Exercise instructions
Every line below that includes "title" counts toward the total. Report that total alone.

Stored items
►

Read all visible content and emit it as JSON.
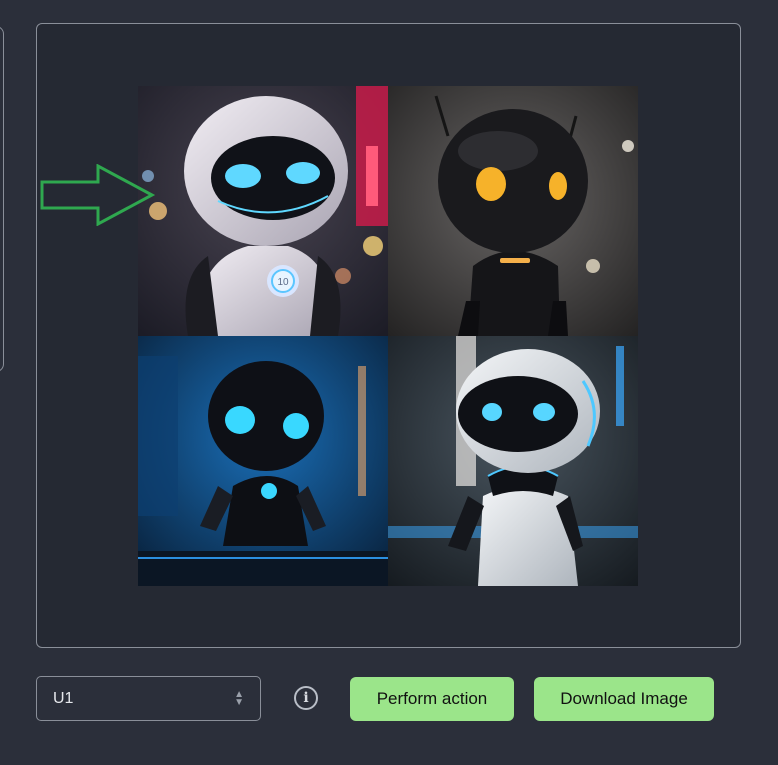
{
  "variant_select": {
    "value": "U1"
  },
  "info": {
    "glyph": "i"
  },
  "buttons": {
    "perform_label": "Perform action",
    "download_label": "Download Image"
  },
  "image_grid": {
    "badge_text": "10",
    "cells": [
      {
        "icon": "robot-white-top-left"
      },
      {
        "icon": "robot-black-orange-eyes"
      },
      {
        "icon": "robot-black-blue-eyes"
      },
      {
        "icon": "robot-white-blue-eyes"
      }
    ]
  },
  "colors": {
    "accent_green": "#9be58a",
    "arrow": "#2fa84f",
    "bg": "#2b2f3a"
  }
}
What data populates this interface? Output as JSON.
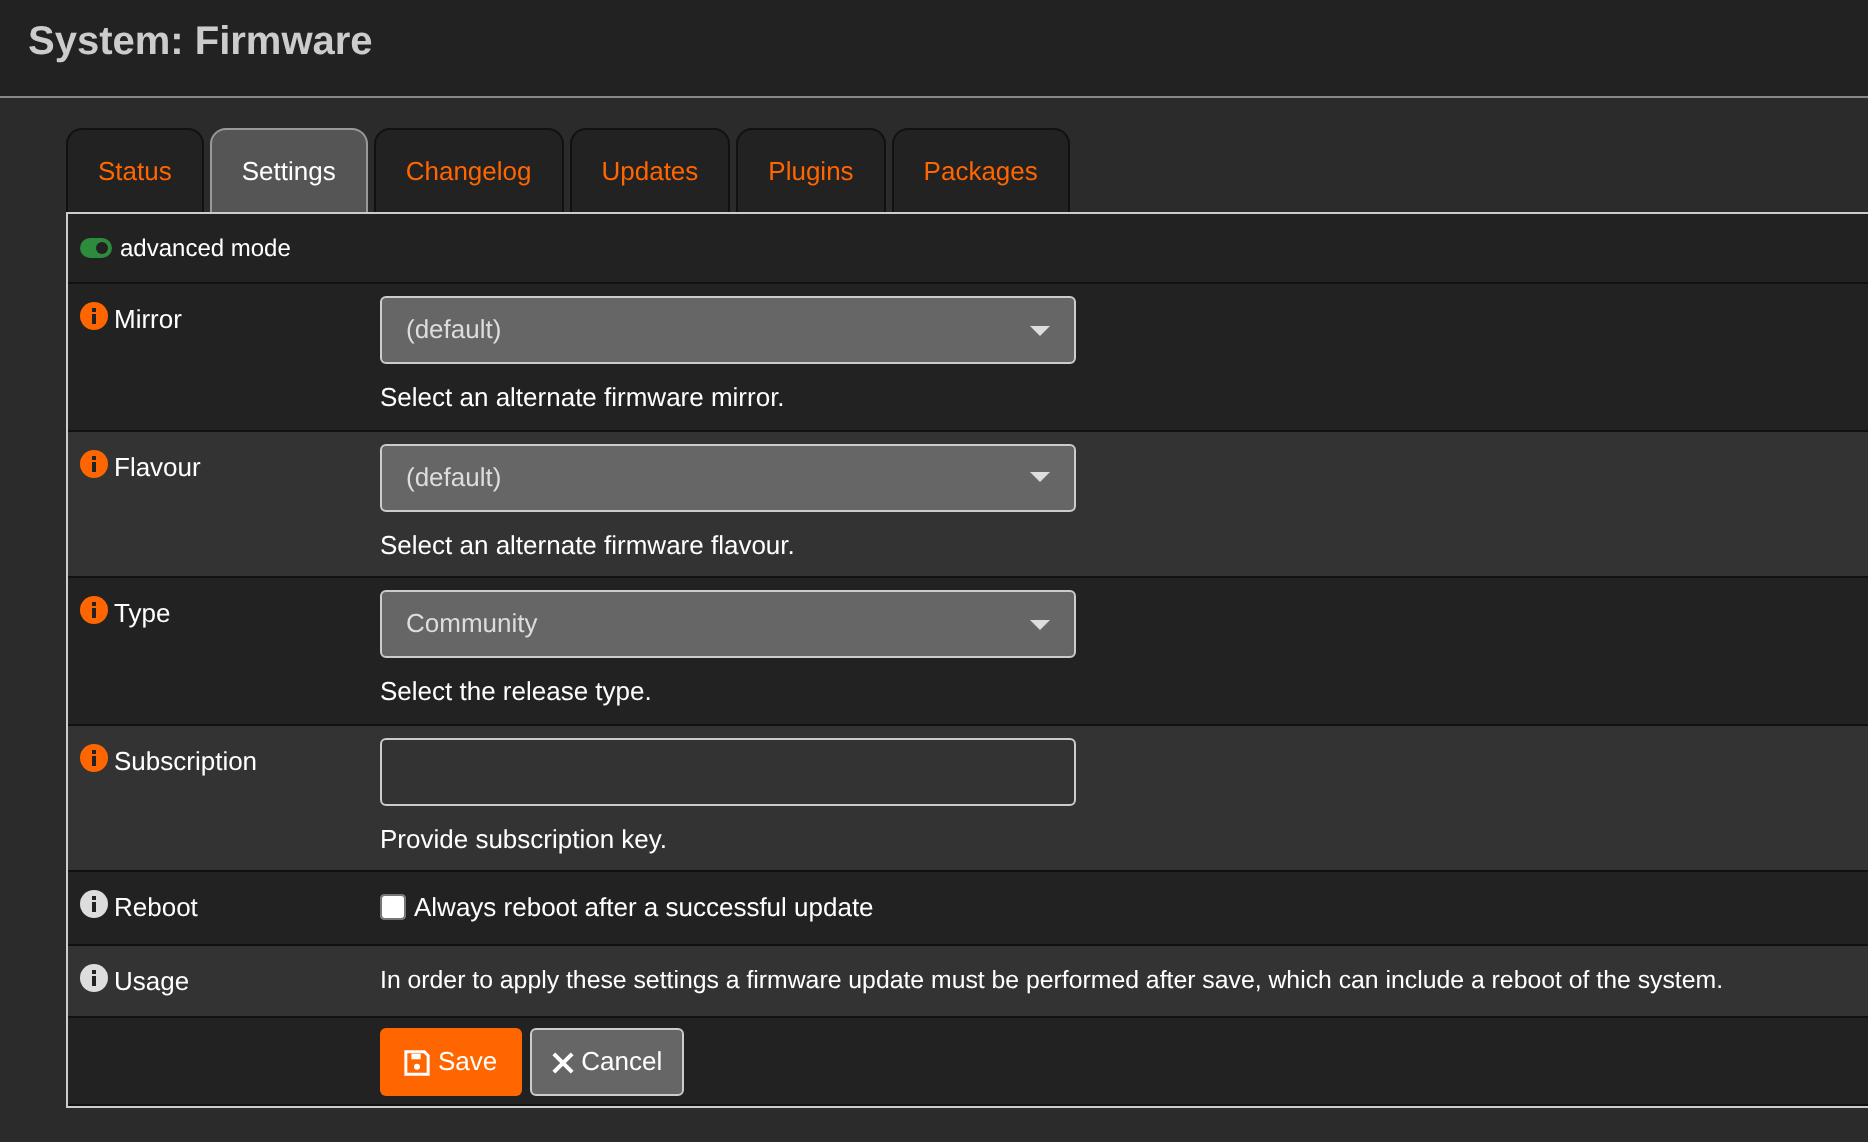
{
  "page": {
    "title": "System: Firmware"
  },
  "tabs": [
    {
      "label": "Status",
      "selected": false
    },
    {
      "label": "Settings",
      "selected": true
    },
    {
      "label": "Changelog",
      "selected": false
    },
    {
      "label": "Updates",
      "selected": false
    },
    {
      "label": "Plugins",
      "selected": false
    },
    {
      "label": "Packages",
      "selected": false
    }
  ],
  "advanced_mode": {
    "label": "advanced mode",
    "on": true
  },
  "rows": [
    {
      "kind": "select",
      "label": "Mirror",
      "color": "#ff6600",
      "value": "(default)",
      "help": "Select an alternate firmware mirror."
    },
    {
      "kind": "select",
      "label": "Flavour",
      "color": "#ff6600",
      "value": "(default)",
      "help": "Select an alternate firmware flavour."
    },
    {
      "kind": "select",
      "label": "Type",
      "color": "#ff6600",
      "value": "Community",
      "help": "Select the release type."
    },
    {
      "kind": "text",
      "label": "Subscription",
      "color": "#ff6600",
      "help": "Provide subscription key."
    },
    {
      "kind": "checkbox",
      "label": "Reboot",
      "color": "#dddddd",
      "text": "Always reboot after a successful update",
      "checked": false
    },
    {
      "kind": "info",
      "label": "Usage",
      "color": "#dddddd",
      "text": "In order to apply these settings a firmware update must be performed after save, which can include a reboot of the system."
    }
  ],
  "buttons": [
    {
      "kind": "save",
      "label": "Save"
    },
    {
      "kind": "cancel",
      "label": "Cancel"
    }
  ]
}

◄
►

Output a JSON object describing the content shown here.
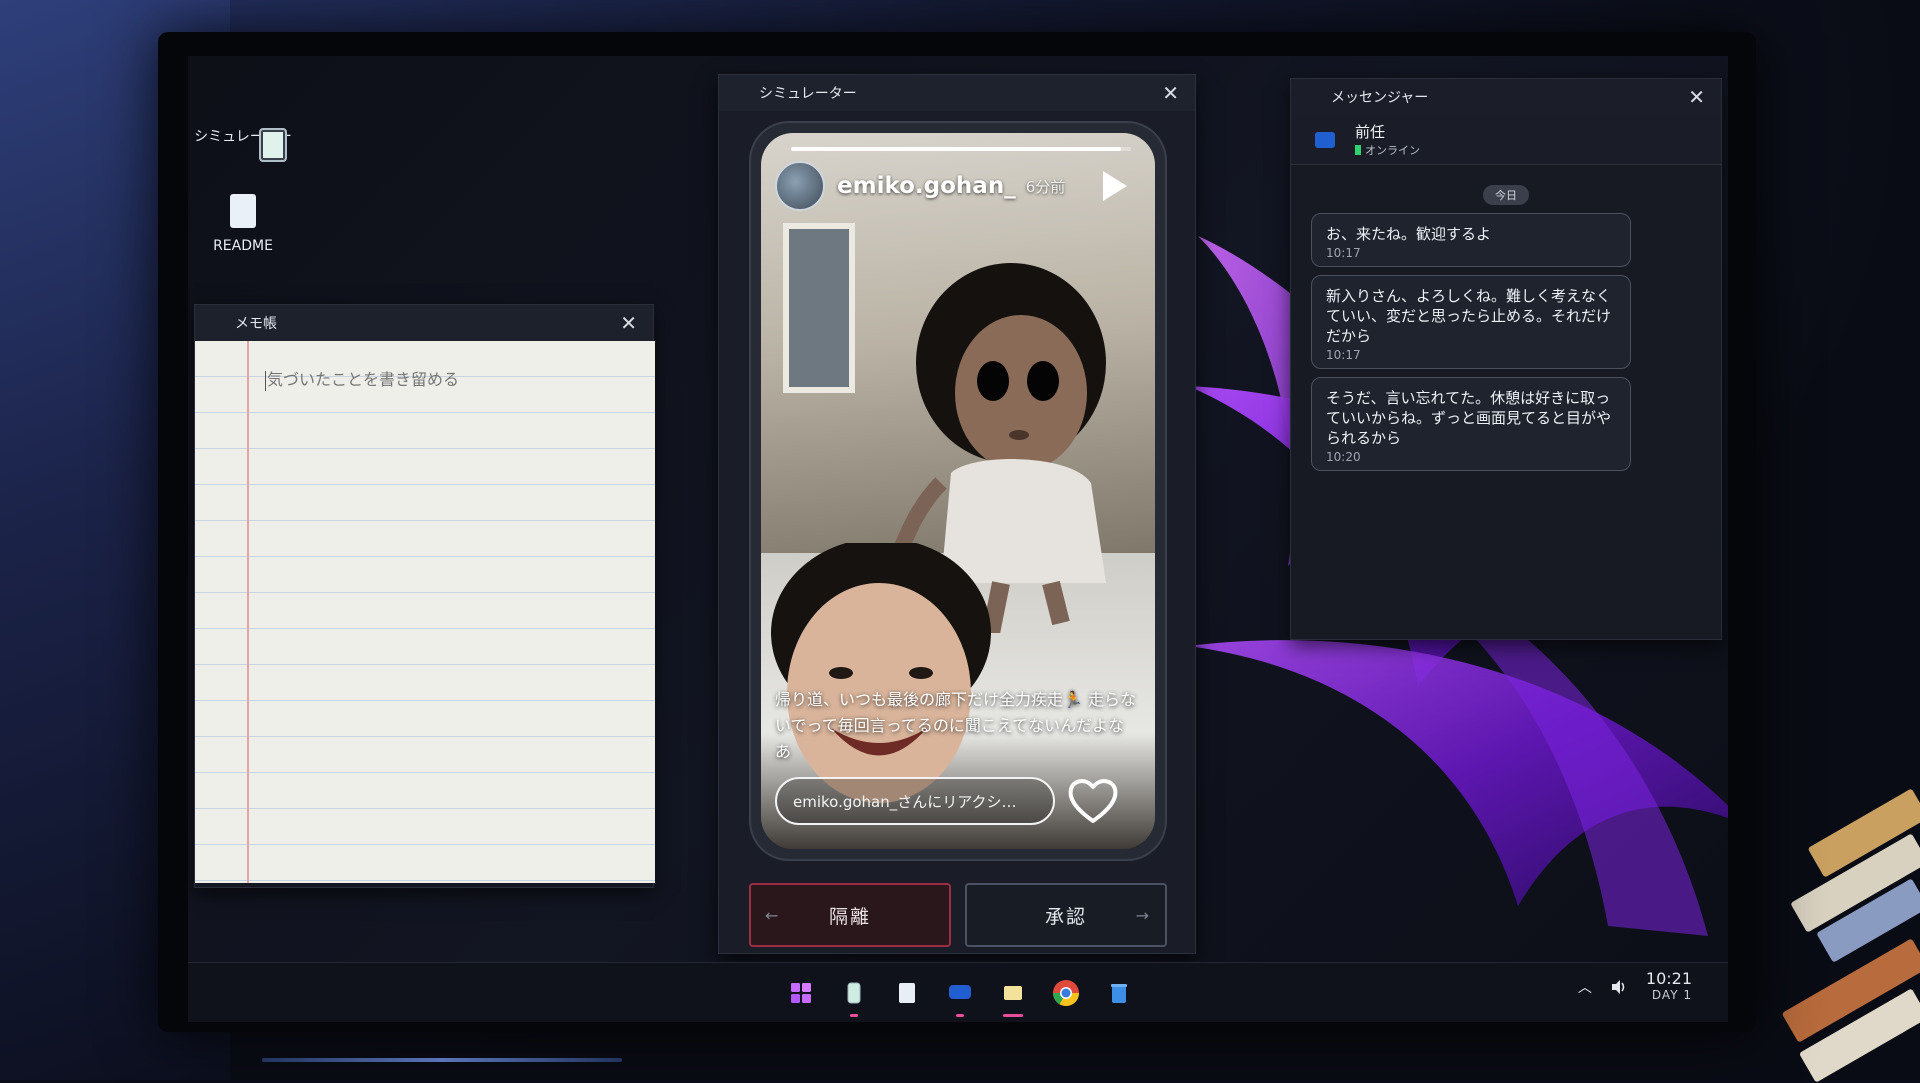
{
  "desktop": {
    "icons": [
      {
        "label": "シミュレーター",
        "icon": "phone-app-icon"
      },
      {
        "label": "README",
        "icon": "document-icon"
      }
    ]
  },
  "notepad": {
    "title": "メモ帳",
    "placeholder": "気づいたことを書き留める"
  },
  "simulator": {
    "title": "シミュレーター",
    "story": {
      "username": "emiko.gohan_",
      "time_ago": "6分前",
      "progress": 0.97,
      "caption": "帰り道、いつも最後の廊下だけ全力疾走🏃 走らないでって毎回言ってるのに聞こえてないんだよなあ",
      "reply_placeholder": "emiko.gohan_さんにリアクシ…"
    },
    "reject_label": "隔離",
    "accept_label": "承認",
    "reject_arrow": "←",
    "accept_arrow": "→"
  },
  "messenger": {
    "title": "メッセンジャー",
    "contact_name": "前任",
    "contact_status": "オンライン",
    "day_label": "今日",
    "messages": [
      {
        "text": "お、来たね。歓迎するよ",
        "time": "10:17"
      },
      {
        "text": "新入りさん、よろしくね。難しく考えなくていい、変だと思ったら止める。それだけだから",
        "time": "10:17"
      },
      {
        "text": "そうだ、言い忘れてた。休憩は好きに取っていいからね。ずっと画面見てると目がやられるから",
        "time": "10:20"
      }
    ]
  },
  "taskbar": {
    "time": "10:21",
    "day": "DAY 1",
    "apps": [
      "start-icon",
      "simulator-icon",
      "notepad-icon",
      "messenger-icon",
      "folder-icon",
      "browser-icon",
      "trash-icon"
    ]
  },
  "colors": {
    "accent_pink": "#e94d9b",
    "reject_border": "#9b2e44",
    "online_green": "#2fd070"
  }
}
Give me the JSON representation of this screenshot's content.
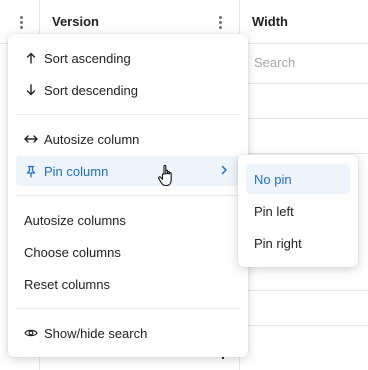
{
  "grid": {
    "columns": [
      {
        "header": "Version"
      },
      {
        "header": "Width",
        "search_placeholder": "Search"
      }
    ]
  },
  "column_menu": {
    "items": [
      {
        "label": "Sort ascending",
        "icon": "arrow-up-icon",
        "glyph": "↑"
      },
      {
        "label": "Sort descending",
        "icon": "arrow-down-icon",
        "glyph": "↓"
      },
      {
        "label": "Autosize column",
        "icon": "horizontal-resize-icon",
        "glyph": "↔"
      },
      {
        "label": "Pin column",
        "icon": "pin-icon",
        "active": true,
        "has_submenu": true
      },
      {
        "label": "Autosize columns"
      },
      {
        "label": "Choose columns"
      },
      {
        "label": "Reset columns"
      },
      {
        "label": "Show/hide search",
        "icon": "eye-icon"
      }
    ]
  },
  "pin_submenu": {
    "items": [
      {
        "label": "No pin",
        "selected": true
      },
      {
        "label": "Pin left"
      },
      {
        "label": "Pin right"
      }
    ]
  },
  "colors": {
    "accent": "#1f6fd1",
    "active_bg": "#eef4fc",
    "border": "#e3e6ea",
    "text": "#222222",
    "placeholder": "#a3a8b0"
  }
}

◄

Problem solution
4